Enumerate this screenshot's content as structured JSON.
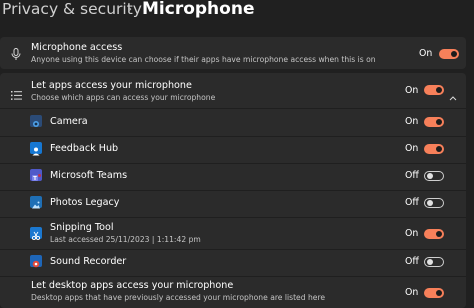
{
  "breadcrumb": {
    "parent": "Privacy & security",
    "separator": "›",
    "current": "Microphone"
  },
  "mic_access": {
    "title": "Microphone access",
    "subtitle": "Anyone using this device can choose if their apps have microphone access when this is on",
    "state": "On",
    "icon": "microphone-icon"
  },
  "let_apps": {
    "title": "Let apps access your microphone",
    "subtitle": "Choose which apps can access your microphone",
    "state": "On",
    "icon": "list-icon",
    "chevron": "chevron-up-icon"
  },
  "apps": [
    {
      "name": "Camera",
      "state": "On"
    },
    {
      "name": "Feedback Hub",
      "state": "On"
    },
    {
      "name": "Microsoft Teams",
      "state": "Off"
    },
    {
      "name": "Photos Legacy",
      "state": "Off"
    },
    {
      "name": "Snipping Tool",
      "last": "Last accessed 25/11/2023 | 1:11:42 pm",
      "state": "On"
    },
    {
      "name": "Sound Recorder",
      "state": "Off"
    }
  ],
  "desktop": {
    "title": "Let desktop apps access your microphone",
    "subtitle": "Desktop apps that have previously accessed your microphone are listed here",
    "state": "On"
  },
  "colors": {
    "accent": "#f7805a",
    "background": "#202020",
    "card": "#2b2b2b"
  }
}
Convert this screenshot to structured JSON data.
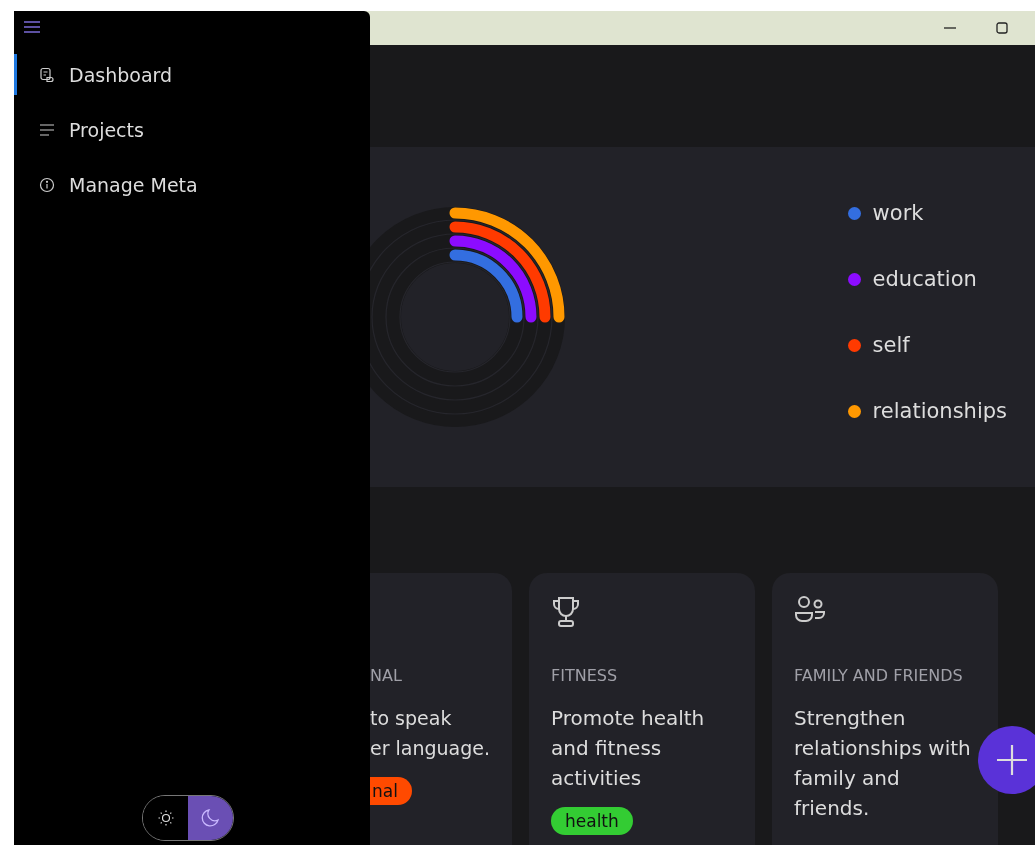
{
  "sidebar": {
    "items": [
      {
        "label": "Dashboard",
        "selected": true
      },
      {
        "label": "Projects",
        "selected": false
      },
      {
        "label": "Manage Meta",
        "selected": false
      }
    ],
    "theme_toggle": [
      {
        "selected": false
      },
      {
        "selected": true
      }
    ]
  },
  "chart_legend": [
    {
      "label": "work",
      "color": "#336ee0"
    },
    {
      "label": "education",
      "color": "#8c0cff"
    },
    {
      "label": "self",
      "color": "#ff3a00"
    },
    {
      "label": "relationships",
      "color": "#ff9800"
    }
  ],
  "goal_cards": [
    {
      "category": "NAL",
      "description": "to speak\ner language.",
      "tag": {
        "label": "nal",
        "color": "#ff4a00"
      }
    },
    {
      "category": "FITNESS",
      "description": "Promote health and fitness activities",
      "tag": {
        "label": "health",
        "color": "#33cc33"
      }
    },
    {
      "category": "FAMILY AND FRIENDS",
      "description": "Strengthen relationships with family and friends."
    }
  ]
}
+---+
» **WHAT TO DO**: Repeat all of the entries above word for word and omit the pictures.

» **OUTPUT FOR THIS EXERCISE**:
Enumerate this screenshot's content as structured JSON.
{
  "breadcrumb": {
    "parent": "Privacy & security",
    "separator": "›",
    "current": "Microphone"
  },
  "mic_access": {
    "title": "Microphone access",
    "subtitle": "Anyone using this device can choose if their apps have microphone access when this is on",
    "state": "On",
    "icon": "microphone-icon"
  },
  "let_apps": {
    "title": "Let apps access your microphone",
    "subtitle": "Choose which apps can access your microphone",
    "state": "On",
    "icon": "list-icon",
    "chevron": "chevron-up-icon"
  },
  "apps": [
    {
      "name": "Camera",
      "state": "On"
    },
    {
      "name": "Feedback Hub",
      "state": "On"
    },
    {
      "name": "Microsoft Teams",
      "state": "Off"
    },
    {
      "name": "Photos Legacy",
      "state": "Off"
    },
    {
      "name": "Snipping Tool",
      "last": "Last accessed 25/11/2023 | 1:11:42 pm",
      "state": "On"
    },
    {
      "name": "Sound Recorder",
      "state": "Off"
    }
  ],
  "desktop": {
    "title": "Let desktop apps access your microphone",
    "subtitle": "Desktop apps that have previously accessed your microphone are listed here",
    "state": "On"
  },
  "colors": {
    "accent": "#f7805a",
    "background": "#202020",
    "card": "#2b2b2b"
  }
}
Convert this screenshot to structured JSON data.
{
  "sidebar": {
    "items": [
      {
        "label": "Dashboard",
        "selected": true
      },
      {
        "label": "Projects",
        "selected": false
      },
      {
        "label": "Manage Meta",
        "selected": false
      }
    ],
    "theme_toggle": [
      {
        "selected": false
      },
      {
        "selected": true
      }
    ]
  },
  "chart_legend": [
    {
      "label": "work",
      "color": "#336ee0"
    },
    {
      "label": "education",
      "color": "#8c0cff"
    },
    {
      "label": "self",
      "color": "#ff3a00"
    },
    {
      "label": "relationships",
      "color": "#ff9800"
    }
  ],
  "goal_cards": [
    {
      "category": "NAL",
      "description": "to speak\ner language.",
      "tag": {
        "label": "nal",
        "color": "#ff4a00"
      }
    },
    {
      "category": "FITNESS",
      "description": "Promote health and fitness activities",
      "tag": {
        "label": "health",
        "color": "#33cc33"
      }
    },
    {
      "category": "FAMILY AND FRIENDS",
      "description": "Strengthen relationships with family and friends."
    }
  ]
}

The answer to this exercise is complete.